‘...DOGS ARE being seized and abandoned in equal measure in the wake of the panic about pit bull terriers sweeping the country.
In Merseyside, over 30 suspected illegal dogs have been seized in police raids aimed at smashing an alleged dog fighting ring, whilst a number of alleged pit bull dogs have been seized at addresses in Liversedge and Heckmondwike, West Yorkshire on Saturday. The dogs are being held by West Yorkshire police, who said DNA and other tests would be carried out to confirm the breeds.
More worryingly, there are reports of dozens of Staffordshire Bull Terrier crossbreeds being abandoned at rescue centres or worse, being handed to vets to be put to sleep because their owners are fearful that the dogs are ‘pit bulls’ or that they may be seized by police as pit bulls.
One vet in Wales reported that he had put down ten Staffie crosses by Friday last week. Peter Heathcote of Budget Vets in Abertilly, Gwent has said that he will not be putting down any more healthy dogs merely because of concerns as to what ‘type’ of dog they are and has set up a dedicated mobile helpline and offering people confidential and impartial advice on identifying their dog’s breed and caring for it properly.
Mr Heathcote told OUR DOGS: ‘2007 has started in the most awful way for dogs after the horrific attack on a little girl by a banned breed. Since that tragic day dozens of family pets that have never so much as snarled at anyone have been destroyed or abandoned. I cannot describe to you how awful it is to hold a healthy friendly dog as it wags its tail and is then injected with an overdose of anaesthetic for simply being a Staffordshire Bull Terrier cross breed.’
Meanwhile in Bolton, Lancashire, the owner of a Staffie cross was horrified when staff at her local council dog pound refused to release the dog back to her after it had been handed in as a missing dog, saying that they believed it to be of the ‘pit bull type’ and would be notifying the police.
The owner, who asked to remain anonymous, told OUR DOGS: ‘My dog escaped from my garden when somebody left the gate open.
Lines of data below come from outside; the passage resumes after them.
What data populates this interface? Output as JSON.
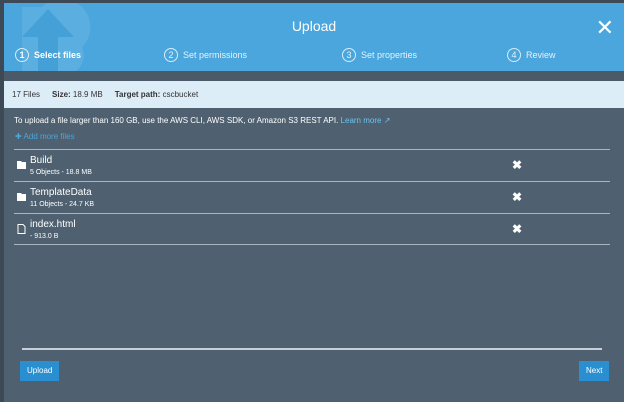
{
  "header": {
    "title": "Upload",
    "steps": [
      {
        "num": "1",
        "label": "Select files"
      },
      {
        "num": "2",
        "label": "Set permissions"
      },
      {
        "num": "3",
        "label": "Set properties"
      },
      {
        "num": "4",
        "label": "Review"
      }
    ]
  },
  "info": {
    "files": "17 Files",
    "size_label": "Size:",
    "size": "18.9 MB",
    "path_label": "Target path:",
    "path": "cscbucket"
  },
  "note": {
    "text": "To upload a file larger than 160 GB, use the AWS CLI, AWS SDK, or Amazon S3 REST API. ",
    "link": "Learn more"
  },
  "add_more": "Add more files",
  "items": [
    {
      "name": "Build",
      "meta": "5 Objects - 18.8 MB",
      "type": "folder"
    },
    {
      "name": "TemplateData",
      "meta": "11 Objects - 24.7 KB",
      "type": "folder"
    },
    {
      "name": "index.html",
      "meta": "- 913.0 B",
      "type": "file"
    }
  ],
  "footer": {
    "upload": "Upload",
    "next": "Next"
  }
}
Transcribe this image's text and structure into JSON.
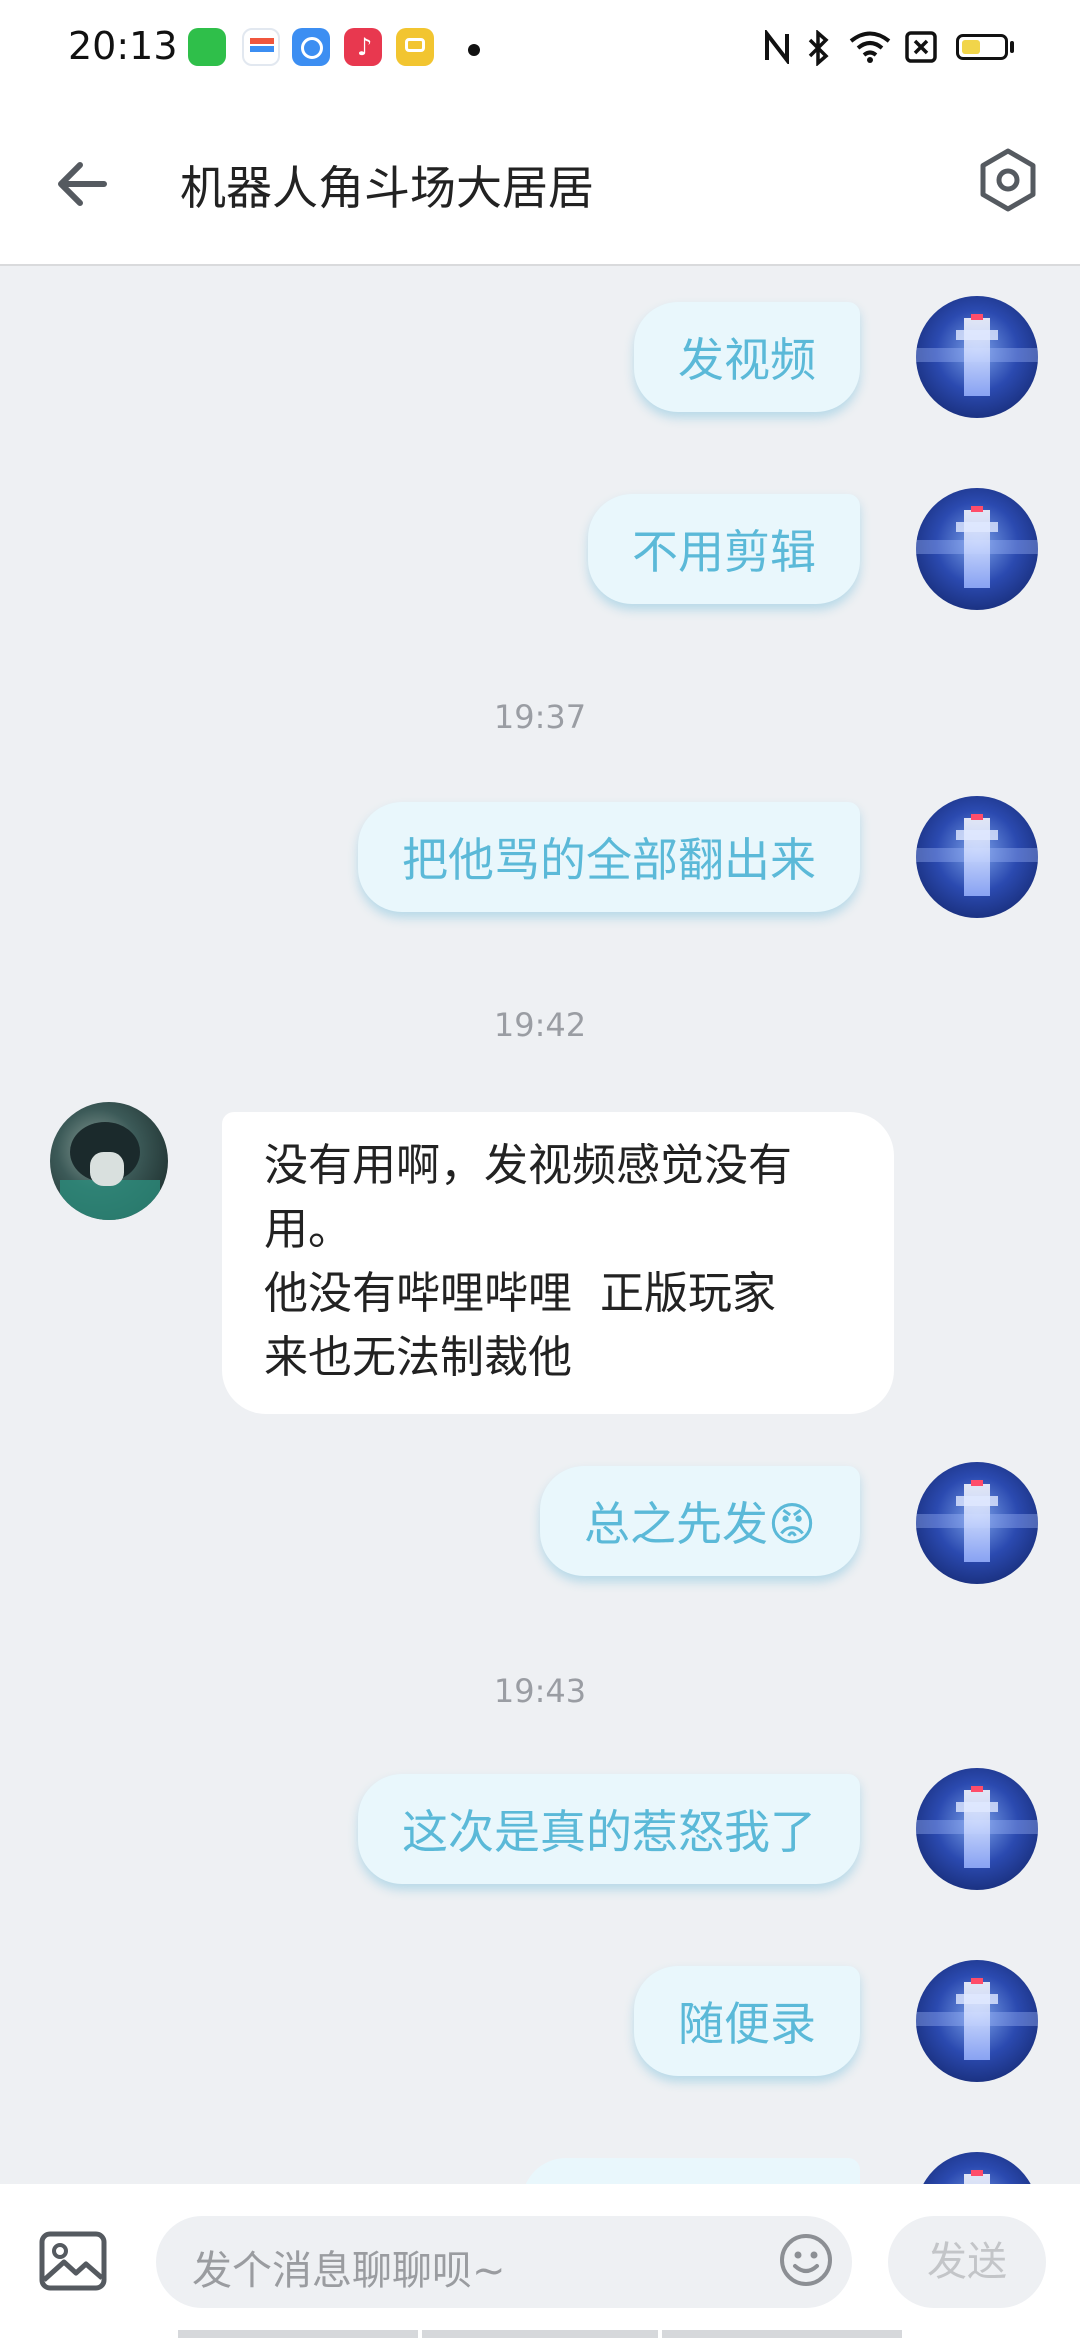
{
  "status_bar": {
    "time": "20:13",
    "app_icons": [
      {
        "name": "app-store-icon",
        "color": "#2fbf4a"
      },
      {
        "name": "wallet-icon",
        "color": "#e9f1fb"
      },
      {
        "name": "browser-icon",
        "color": "#3c8ef2"
      },
      {
        "name": "music-icon",
        "color": "#e8384f"
      },
      {
        "name": "rewards-icon",
        "color": "#f2c530"
      }
    ],
    "battery_fraction": 0.45
  },
  "header": {
    "title": "机器人角斗场大居居"
  },
  "messages": [
    {
      "type": "out",
      "text": "发视频"
    },
    {
      "type": "out",
      "text": "不用剪辑"
    },
    {
      "type": "time",
      "text": "19:37"
    },
    {
      "type": "out",
      "text": "把他骂的全部翻出来"
    },
    {
      "type": "time",
      "text": "19:42"
    },
    {
      "type": "in",
      "lines": [
        "没有用啊，发视频感觉没有",
        "用。",
        "他没有哔哩哔哩  正版玩家",
        "来也无法制裁他"
      ]
    },
    {
      "type": "out",
      "text": "总之先发😡"
    },
    {
      "type": "time",
      "text": "19:43"
    },
    {
      "type": "out",
      "text": "这次是真的惹怒我了"
    },
    {
      "type": "out",
      "text": "随便录"
    }
  ],
  "input_bar": {
    "placeholder": "发个消息聊聊呗~",
    "send_label": "发送"
  },
  "colors": {
    "outgoing_bubble": "#e9f7fc",
    "outgoing_text": "#5bb9d8",
    "background": "#eef0f3"
  }
}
She was picked up by a dog warden and taken to the local pound where, thankfully, I was able to locate her without too much trouble. I was overjoyed that she was safe and paid the set fee for her to be handed back to me. But when I went to the pound they refused to hand her back saying they believed she was a pit bull ‘type’ and would have to be seen by the police. They even had the cheek to offer me my money back if I would voluntarily leave her there!’
The owner sought help from OUR DOGS and was given contact details of an expert who regularly identifies dogs in DDA cases in the hope that it could be proven swiftly that her dog was not a pit bull ‘type’.